change around here."

Did God speak out of his own need to be heard and understood,
his need to share who he was and to communicate love? It is
God's nature to love, does that mean God has a need to love?
And be loved? Or have a I crossed a sacred boundary line?
Does God have needs? If so, God found expression in
creating the world.


February 20, 1982  
The word was with God and was God from the beginning. So
when the disciples traveled with Jesus and the crowds came
to hear and see him, they were witnessing someone who
existed from the beginning and was present at creation!

There could be no doubt then that Jesus knew everything
about life and how to live it. He created male and female; so
he knows all about us too. He possessed the knowledge and
wisdom of God. That is mind boggling. Thoughts like that
create a huge gulf between God and the people of earth.
But Jesus made God personal, approachable and lovable. 
Jesus bridged that gulf.

Jesus, the Word, revealed the God of all time. There was
nothing about God he didn't know. As I read the Gospel,
I should note the characteristics of God which Jesus revealed.

February 24, 1982 
Light shines into the darkness, yet darkness still exists. Light
illuminates the darkness, and all the darkness in the world
cannot put the light out. Light does not dispel all darkness,
but provides a patch of safety and a direction to move toward.
A candle burning in the darkness is greater than the darkness
surrounding it.

Is my back toward the light as I follow the rays into the darkness?
Or am I facing the light and leaving the darkness behind me?
Do I walk in the darkness as long as there's a ray of light to
see where I'm going? Or does the light make me seek more
light--the brighter it is, the better I like it?


August 26, 2010 
In the beginning . . . . Yet God is not limited by the boundaries
of time. So what beginning is this? When is the beginning of
something that is eternal? It must mean the beginning as far
as we are concerned.
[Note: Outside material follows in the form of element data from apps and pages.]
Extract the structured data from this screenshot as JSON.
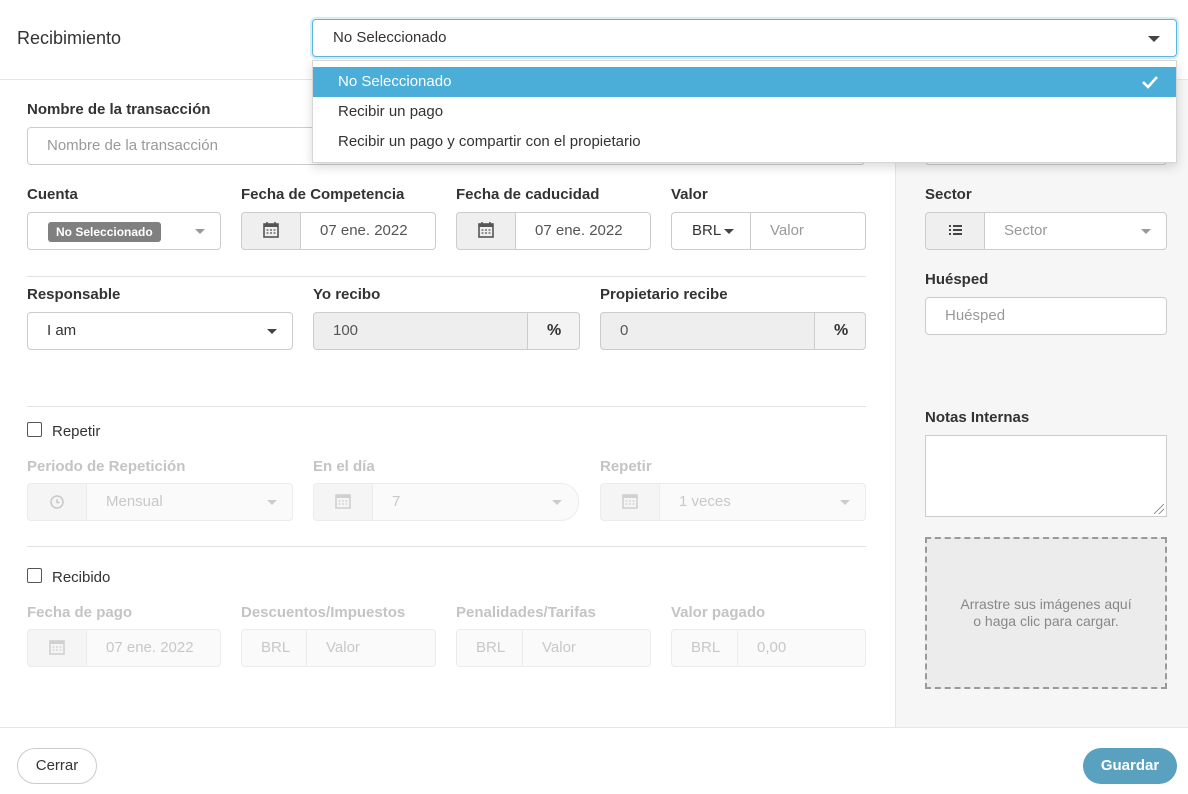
{
  "header": {
    "title": "Recibimiento",
    "type_select_value": "No Seleccionado",
    "type_options": [
      {
        "label": "No Seleccionado",
        "selected": true
      },
      {
        "label": "Recibir un pago",
        "selected": false
      },
      {
        "label": "Recibir un pago y compartir con el propietario",
        "selected": false
      }
    ]
  },
  "form": {
    "transaction_name": {
      "label": "Nombre de la transacción",
      "placeholder": "Nombre de la transacción"
    },
    "account": {
      "label": "Cuenta",
      "badge": "No Seleccionado"
    },
    "competence_date": {
      "label": "Fecha de Competencia",
      "value": "07 ene. 2022"
    },
    "due_date": {
      "label": "Fecha de caducidad",
      "value": "07 ene. 2022"
    },
    "amount": {
      "label": "Valor",
      "currency": "BRL",
      "placeholder": "Valor"
    },
    "responsible": {
      "label": "Responsable",
      "value": "I am"
    },
    "i_receive": {
      "label": "Yo recibo",
      "value": "100",
      "unit": "%"
    },
    "owner_receives": {
      "label": "Propietario recibe",
      "value": "0",
      "unit": "%"
    },
    "repeat": {
      "checkbox_label": "Repetir",
      "checked": false,
      "period_label": "Periodo de Repetición",
      "period_value": "Mensual",
      "day_label": "En el día",
      "day_value": "7",
      "times_label": "Repetir",
      "times_value": "1 veces"
    },
    "received": {
      "checkbox_label": "Recibido",
      "checked": false,
      "payment_date_label": "Fecha de pago",
      "payment_date_value": "07 ene. 2022",
      "discounts_label": "Descuentos/Impuestos",
      "discounts_currency": "BRL",
      "discounts_placeholder": "Valor",
      "penalties_label": "Penalidades/Tarifas",
      "penalties_currency": "BRL",
      "penalties_placeholder": "Valor",
      "paid_label": "Valor pagado",
      "paid_currency": "BRL",
      "paid_value": "0,00"
    }
  },
  "sidebar": {
    "sector_label": "Sector",
    "sector_placeholder": "Sector",
    "guest_label": "Huésped",
    "guest_placeholder": "Huésped",
    "notes_label": "Notas Internas",
    "dropzone_text": "Arrastre sus imágenes aquí o haga clic para cargar."
  },
  "footer": {
    "close_label": "Cerrar",
    "save_label": "Guardar"
  },
  "colors": {
    "accent": "#4aaed8",
    "save_button": "#5aa0bf",
    "badge": "#808080"
  }
}
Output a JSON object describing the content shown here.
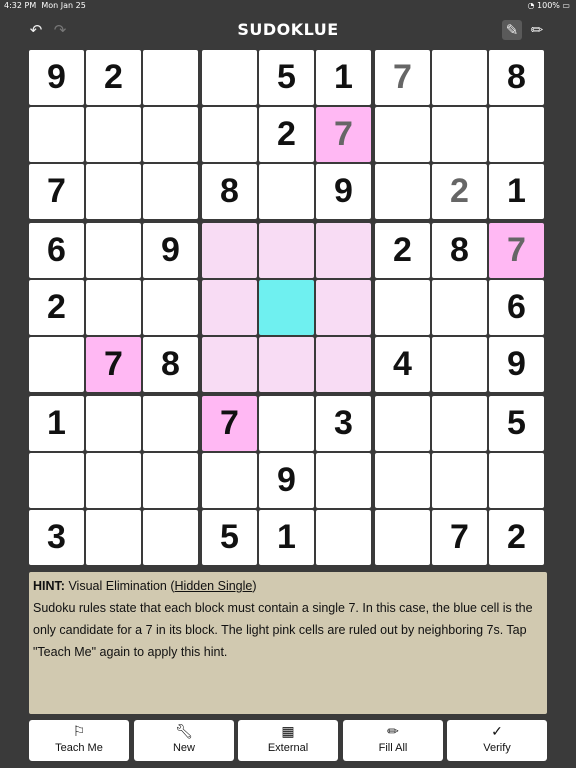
{
  "status_bar": {
    "time": "4:32 PM",
    "date": "Mon Jan 25",
    "battery": "100%"
  },
  "header": {
    "title": "SUDOKLUE"
  },
  "grid": {
    "rows": [
      [
        "9",
        "2",
        "",
        "",
        "5",
        "1",
        "7",
        "",
        "8"
      ],
      [
        "",
        "",
        "",
        "",
        "2",
        "7",
        "",
        "",
        ""
      ],
      [
        "7",
        "",
        "",
        "8",
        "",
        "9",
        "",
        "2",
        "1"
      ],
      [
        "6",
        "",
        "9",
        "",
        "",
        "",
        "2",
        "8",
        "7"
      ],
      [
        "2",
        "",
        "",
        "",
        "",
        "",
        "",
        "",
        "6"
      ],
      [
        "",
        "7",
        "8",
        "",
        "",
        "",
        "4",
        "",
        "9"
      ],
      [
        "1",
        "",
        "",
        "7",
        "",
        "3",
        "",
        "",
        "5"
      ],
      [
        "",
        "",
        "",
        "",
        "9",
        "",
        "",
        "",
        ""
      ],
      [
        "3",
        "",
        "",
        "5",
        "1",
        "",
        "",
        "7",
        "2"
      ]
    ]
  },
  "hint": {
    "label": "HINT:",
    "technique_prefix": "Visual Elimination (",
    "technique_name": "Hidden Single",
    "technique_suffix": ")",
    "body": "Sudoku rules state that each block must contain a single 7. In this case, the blue cell is the only candidate for a 7 in its block.  The light pink cells are ruled out by neighboring 7s. Tap \"Teach Me\" again to apply this hint."
  },
  "bottom_bar": {
    "teach": "Teach Me",
    "new": "New",
    "external": "External",
    "fill_all": "Fill All",
    "verify": "Verify"
  },
  "colors": {
    "background": "#3a3a3a",
    "highlight_pink": "#ffb8f3",
    "highlight_light_pink": "#f8dcf4",
    "highlight_blue": "#6ff0f0",
    "hint_panel": "#d1c9b0"
  }
}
It is in the heart of God that "I will be
their God and they will be my people." That's God's dream for
humanity, for all of us, from the beginning. That's what this
thing called life is about according to our ancient but forever
new Scriptures.
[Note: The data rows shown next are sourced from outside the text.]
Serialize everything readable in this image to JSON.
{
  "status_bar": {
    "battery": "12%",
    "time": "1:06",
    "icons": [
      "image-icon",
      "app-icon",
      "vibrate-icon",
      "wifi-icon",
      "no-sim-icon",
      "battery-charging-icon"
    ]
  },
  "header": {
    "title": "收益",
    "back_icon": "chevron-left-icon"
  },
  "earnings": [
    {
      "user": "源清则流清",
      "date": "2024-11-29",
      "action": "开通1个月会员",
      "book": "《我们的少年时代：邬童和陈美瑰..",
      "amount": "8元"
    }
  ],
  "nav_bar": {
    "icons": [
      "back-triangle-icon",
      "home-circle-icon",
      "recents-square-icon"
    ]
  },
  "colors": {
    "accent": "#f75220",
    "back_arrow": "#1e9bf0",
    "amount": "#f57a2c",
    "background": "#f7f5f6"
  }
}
John wants us to think of Jesus as "with God, was God" from
the beginning of creation. Why is that important? It creates an
attitude of highest honor and respect for a position of authority
equal to God. Sacred time is holy history.

God's communication with us and our communication with
God started with the Word and before John's opening paragraph
is complete we recognize and identify the Word as Jesus. Jesus
is the Word that begins the conversation. God is the great
Initiator who loved us first and acted on our behalf to shine
the light of Jesus into our darkness.

Jesus used to say that sheep know their shepherd's voice.
I'm afraid I don't know my Shepherd's voice. I've lost touch.
Sheep are not all that smart yet even they know who to follow,
they know who cares for them, who to trust. Why do I make
something so simple, so difficult! Why do I withdraw and
wander away? And forget the God who loves me?
How stupid is that!  

August 19, 2010 
In the beginning . . . is my desire to read John's Gospel slowly,
with an open and loving heart, and then put my thoughts,
feelings, prayers, questions, any insights I receive, on "paper"
in some form that is meaningful and authentic to me and that
may inspire someone else in their quest to know something
more about God and the Gospel story.

Where does this desire come from? I hope it is the Holy Spirit
stirring me up to be and do more than I ever thought I could
be or do. (Twice before in my life I did some journaling from
John's Gospel and will draw from those entries also.)

This will be my new/current project. Going forward, I know it
will challenge me in every way. There will be days when I will
fly high in the bright skies of creativity, and days when I will
sink into a well of despair and not want to continue. Progress
will be punctuated by lapses and times of disgust for losing
momentum. But though my faithfulness will wax and wane,
I believe God will be steadfast, and bring me through it all
to a good conclusion.

My aim is to be a channel through which our loving Heavenly
Father will speak truth and grace to his children. And so
I begin this new endeavor.